Every line that contains the word "active" is to be copied from the listing.

*** Supplied records ***

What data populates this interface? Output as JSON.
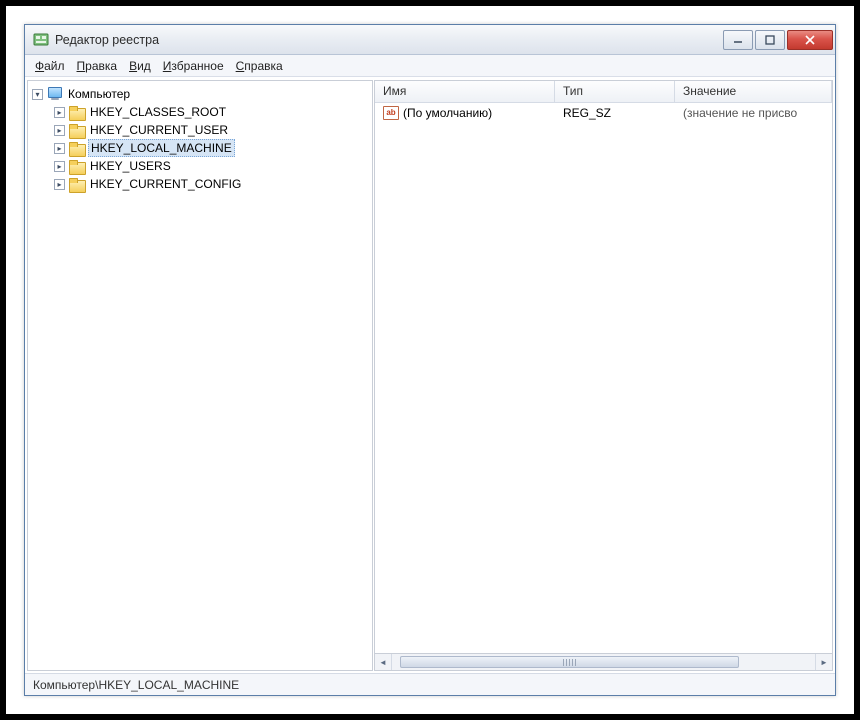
{
  "window": {
    "title": "Редактор реестра"
  },
  "menu": {
    "file": "Файл",
    "edit": "Правка",
    "view": "Вид",
    "favorites": "Избранное",
    "help": "Справка"
  },
  "tree": {
    "root": "Компьютер",
    "hives": [
      "HKEY_CLASSES_ROOT",
      "HKEY_CURRENT_USER",
      "HKEY_LOCAL_MACHINE",
      "HKEY_USERS",
      "HKEY_CURRENT_CONFIG"
    ],
    "selected_index": 2
  },
  "list": {
    "columns": {
      "name": "Имя",
      "type": "Тип",
      "value": "Значение"
    },
    "rows": [
      {
        "name": "(По умолчанию)",
        "type": "REG_SZ",
        "value": "(значение не присво"
      }
    ]
  },
  "status": {
    "path": "Компьютер\\HKEY_LOCAL_MACHINE"
  },
  "icons": {
    "string_label": "ab"
  }
}
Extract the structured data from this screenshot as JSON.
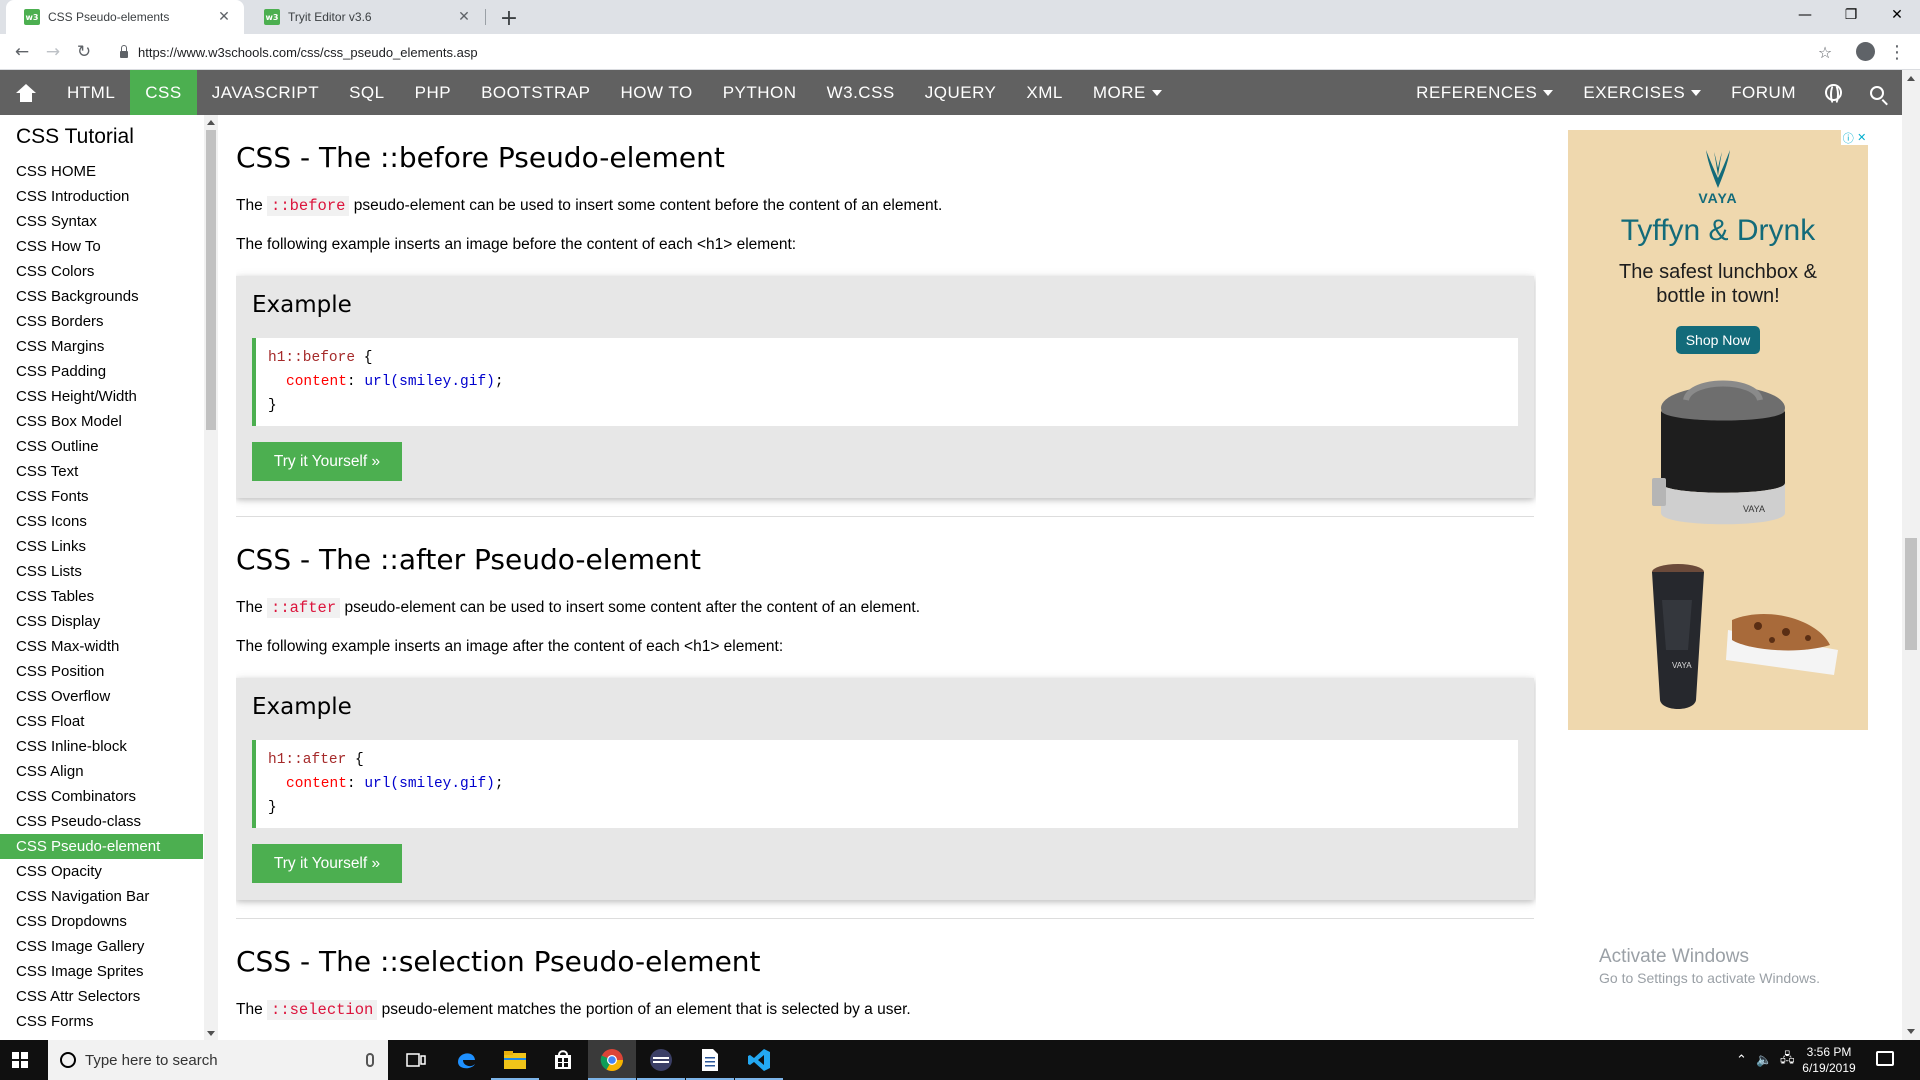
{
  "browser": {
    "tabs": [
      {
        "title": "CSS Pseudo-elements",
        "favicon_text": "w3",
        "active": true
      },
      {
        "title": "Tryit Editor v3.6",
        "favicon_text": "w3",
        "active": false
      }
    ],
    "url": "https://www.w3schools.com/css/css_pseudo_elements.asp",
    "icons": {
      "back": "back-arrow-icon",
      "forward": "forward-arrow-icon",
      "reload": "reload-icon",
      "bookmark": "star-icon",
      "menu": "kebab-menu-icon"
    }
  },
  "topnav": {
    "left": [
      "HTML",
      "CSS",
      "JAVASCRIPT",
      "SQL",
      "PHP",
      "BOOTSTRAP",
      "HOW TO",
      "PYTHON",
      "W3.CSS",
      "JQUERY",
      "XML",
      "MORE"
    ],
    "active": "CSS",
    "right": [
      "REFERENCES",
      "EXERCISES",
      "FORUM"
    ],
    "colors": {
      "bar": "#616161",
      "active": "#4CAF50"
    }
  },
  "sidebar": {
    "title": "CSS Tutorial",
    "items": [
      "CSS HOME",
      "CSS Introduction",
      "CSS Syntax",
      "CSS How To",
      "CSS Colors",
      "CSS Backgrounds",
      "CSS Borders",
      "CSS Margins",
      "CSS Padding",
      "CSS Height/Width",
      "CSS Box Model",
      "CSS Outline",
      "CSS Text",
      "CSS Fonts",
      "CSS Icons",
      "CSS Links",
      "CSS Lists",
      "CSS Tables",
      "CSS Display",
      "CSS Max-width",
      "CSS Position",
      "CSS Overflow",
      "CSS Float",
      "CSS Inline-block",
      "CSS Align",
      "CSS Combinators",
      "CSS Pseudo-class",
      "CSS Pseudo-element",
      "CSS Opacity",
      "CSS Navigation Bar",
      "CSS Dropdowns",
      "CSS Image Gallery",
      "CSS Image Sprites",
      "CSS Attr Selectors",
      "CSS Forms"
    ],
    "active": "CSS Pseudo-element"
  },
  "sections": [
    {
      "heading": "CSS - The ::before Pseudo-element",
      "intro_before": "The ",
      "code": "::before",
      "intro_after": " pseudo-element can be used to insert some content before the content of an element.",
      "desc": "The following example inserts an image before the content of each <h1> element:",
      "example_title": "Example",
      "code_lines": {
        "selector": "h1::before",
        "property": "content",
        "value": "url(smiley.gif)"
      },
      "button": "Try it Yourself »"
    },
    {
      "heading": "CSS - The ::after Pseudo-element",
      "intro_before": "The ",
      "code": "::after",
      "intro_after": " pseudo-element can be used to insert some content after the content of an element.",
      "desc": "The following example inserts an image after the content of each <h1> element:",
      "example_title": "Example",
      "code_lines": {
        "selector": "h1::after",
        "property": "content",
        "value": "url(smiley.gif)"
      },
      "button": "Try it Yourself »"
    },
    {
      "heading": "CSS - The ::selection Pseudo-element",
      "intro_before": "The ",
      "code": "::selection",
      "intro_after": " pseudo-element matches the portion of an element that is selected by a user."
    }
  ],
  "code_punct": {
    "open": " {",
    "colon": ":",
    "semi": ";",
    "close": "}"
  },
  "ad": {
    "brand": "VAYA",
    "headline": "Tyffyn & Drynk",
    "sub": "The safest lunchbox & bottle in town!",
    "cta": "Shop Now",
    "product_mark": "VAYA",
    "colors": {
      "bg": "#efd8ae",
      "teal": "#136b7a"
    }
  },
  "watermark": {
    "line1": "Activate Windows",
    "line2": "Go to Settings to activate Windows."
  },
  "taskbar": {
    "search_placeholder": "Type here to search",
    "time": "3:56 PM",
    "date": "6/19/2019"
  }
}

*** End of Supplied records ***

Response box:
        "active": true
        "active": false
    "active": "CSS",
      "active": "#4CAF50"
    "active": "CSS Pseudo-element"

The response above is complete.